• [Work instruction]: Below are some lines of data. Return all of them as they are.

** Records provided follows **

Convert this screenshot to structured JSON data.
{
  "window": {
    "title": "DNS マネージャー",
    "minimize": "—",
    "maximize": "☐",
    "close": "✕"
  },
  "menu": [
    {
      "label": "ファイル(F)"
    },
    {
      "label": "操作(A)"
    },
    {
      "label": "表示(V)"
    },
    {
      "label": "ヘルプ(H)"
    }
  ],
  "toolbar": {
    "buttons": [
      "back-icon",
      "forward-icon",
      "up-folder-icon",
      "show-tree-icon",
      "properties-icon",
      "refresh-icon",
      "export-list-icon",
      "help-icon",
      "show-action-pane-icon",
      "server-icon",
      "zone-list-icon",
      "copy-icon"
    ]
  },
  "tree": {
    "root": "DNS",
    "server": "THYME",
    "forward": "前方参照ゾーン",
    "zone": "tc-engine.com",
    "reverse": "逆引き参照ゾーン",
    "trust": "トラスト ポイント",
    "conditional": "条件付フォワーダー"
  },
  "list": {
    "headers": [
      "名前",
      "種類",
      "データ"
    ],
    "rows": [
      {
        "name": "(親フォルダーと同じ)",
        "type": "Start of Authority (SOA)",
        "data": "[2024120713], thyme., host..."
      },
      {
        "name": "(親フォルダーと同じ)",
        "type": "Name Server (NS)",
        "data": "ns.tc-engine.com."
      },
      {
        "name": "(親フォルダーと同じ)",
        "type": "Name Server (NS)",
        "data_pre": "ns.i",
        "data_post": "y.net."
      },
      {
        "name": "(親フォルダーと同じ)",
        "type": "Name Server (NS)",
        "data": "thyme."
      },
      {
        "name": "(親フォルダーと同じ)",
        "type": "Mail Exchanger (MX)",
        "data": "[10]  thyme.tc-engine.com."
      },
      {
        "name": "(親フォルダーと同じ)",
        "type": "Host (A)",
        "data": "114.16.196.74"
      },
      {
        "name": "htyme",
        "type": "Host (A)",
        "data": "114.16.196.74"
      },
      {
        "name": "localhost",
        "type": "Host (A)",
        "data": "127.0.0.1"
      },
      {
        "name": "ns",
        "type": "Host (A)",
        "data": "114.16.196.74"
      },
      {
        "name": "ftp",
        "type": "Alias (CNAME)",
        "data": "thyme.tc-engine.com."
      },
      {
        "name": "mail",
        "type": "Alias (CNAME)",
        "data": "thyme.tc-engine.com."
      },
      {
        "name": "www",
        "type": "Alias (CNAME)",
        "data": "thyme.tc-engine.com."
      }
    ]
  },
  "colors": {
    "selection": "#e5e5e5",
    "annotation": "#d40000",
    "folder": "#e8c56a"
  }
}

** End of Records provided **

• [Result of this exercise]:
Convert this screenshot to structured JSON data.
{
  "window": {
    "title": "DNS マネージャー",
    "minimize": "—",
    "maximize": "☐",
    "close": "✕"
  },
  "menu": [
    {
      "label": "ファイル(F)"
    },
    {
      "label": "操作(A)"
    },
    {
      "label": "表示(V)"
    },
    {
      "label": "ヘルプ(H)"
    }
  ],
  "toolbar": {
    "buttons": [
      "back-icon",
      "forward-icon",
      "up-folder-icon",
      "show-tree-icon",
      "properties-icon",
      "refresh-icon",
      "export-list-icon",
      "help-icon",
      "show-action-pane-icon",
      "server-icon",
      "zone-list-icon",
      "copy-icon"
    ]
  },
  "tree": {
    "root": "DNS",
    "server": "THYME",
    "forward": "前方参照ゾーン",
    "zone": "tc-engine.com",
    "reverse": "逆引き参照ゾーン",
    "trust": "トラスト ポイント",
    "conditional": "条件付フォワーダー"
  },
  "list": {
    "headers": [
      "名前",
      "種類",
      "データ"
    ],
    "rows": [
      {
        "name": "(親フォルダーと同じ)",
        "type": "Start of Authority (SOA)",
        "data": "[2024120713], thyme., host..."
      },
      {
        "name": "(親フォルダーと同じ)",
        "type": "Name Server (NS)",
        "data": "ns.tc-engine.com."
      },
      {
        "name": "(親フォルダーと同じ)",
        "type": "Name Server (NS)",
        "data_pre": "ns.i",
        "data_post": "y.net."
      },
      {
        "name": "(親フォルダーと同じ)",
        "type": "Name Server (NS)",
        "data": "thyme."
      },
      {
        "name": "(親フォルダーと同じ)",
        "type": "Mail Exchanger (MX)",
        "data": "[10]  thyme.tc-engine.com."
      },
      {
        "name": "(親フォルダーと同じ)",
        "type": "Host (A)",
        "data": "114.16.196.74"
      },
      {
        "name": "htyme",
        "type": "Host (A)",
        "data": "114.16.196.74"
      },
      {
        "name": "localhost",
        "type": "Host (A)",
        "data": "127.0.0.1"
      },
      {
        "name": "ns",
        "type": "Host (A)",
        "data": "114.16.196.74"
      },
      {
        "name": "ftp",
        "type": "Alias (CNAME)",
        "data": "thyme.tc-engine.com."
      },
      {
        "name": "mail",
        "type": "Alias (CNAME)",
        "data": "thyme.tc-engine.com."
      },
      {
        "name": "www",
        "type": "Alias (CNAME)",
        "data": "thyme.tc-engine.com."
      }
    ]
  },
  "colors": {
    "selection": "#e5e5e5",
    "annotation": "#d40000",
    "folder": "#e8c56a"
  }
}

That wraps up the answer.